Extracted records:
+++

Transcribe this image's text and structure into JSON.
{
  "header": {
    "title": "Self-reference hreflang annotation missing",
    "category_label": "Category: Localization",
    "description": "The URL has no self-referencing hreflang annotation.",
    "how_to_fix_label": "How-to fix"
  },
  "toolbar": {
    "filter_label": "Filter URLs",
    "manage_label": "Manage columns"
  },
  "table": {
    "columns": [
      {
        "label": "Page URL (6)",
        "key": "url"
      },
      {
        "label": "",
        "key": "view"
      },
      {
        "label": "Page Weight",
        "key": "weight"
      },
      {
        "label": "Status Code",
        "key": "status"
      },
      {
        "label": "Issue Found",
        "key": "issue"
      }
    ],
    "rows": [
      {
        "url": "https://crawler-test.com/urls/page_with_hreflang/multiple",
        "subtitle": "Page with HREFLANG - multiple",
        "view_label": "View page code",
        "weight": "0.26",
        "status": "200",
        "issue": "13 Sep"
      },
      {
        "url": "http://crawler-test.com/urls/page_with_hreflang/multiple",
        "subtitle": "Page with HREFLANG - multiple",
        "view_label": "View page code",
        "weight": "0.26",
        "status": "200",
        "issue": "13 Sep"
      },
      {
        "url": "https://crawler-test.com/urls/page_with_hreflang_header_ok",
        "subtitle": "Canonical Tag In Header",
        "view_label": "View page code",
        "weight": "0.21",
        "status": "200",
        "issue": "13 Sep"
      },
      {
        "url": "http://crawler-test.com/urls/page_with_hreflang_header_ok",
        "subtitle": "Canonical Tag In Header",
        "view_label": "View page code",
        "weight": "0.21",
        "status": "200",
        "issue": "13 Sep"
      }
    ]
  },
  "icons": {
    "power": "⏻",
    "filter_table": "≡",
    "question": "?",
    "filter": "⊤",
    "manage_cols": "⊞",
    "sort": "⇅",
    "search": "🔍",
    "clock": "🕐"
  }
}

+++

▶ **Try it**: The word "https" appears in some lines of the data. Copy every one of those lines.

▶ **Answer to the exercise**:
        "url": "https://crawler-test.com/urls/page_with_hreflang/multiple",
        "url": "https://crawler-test.com/urls/page_with_hreflang_header_ok",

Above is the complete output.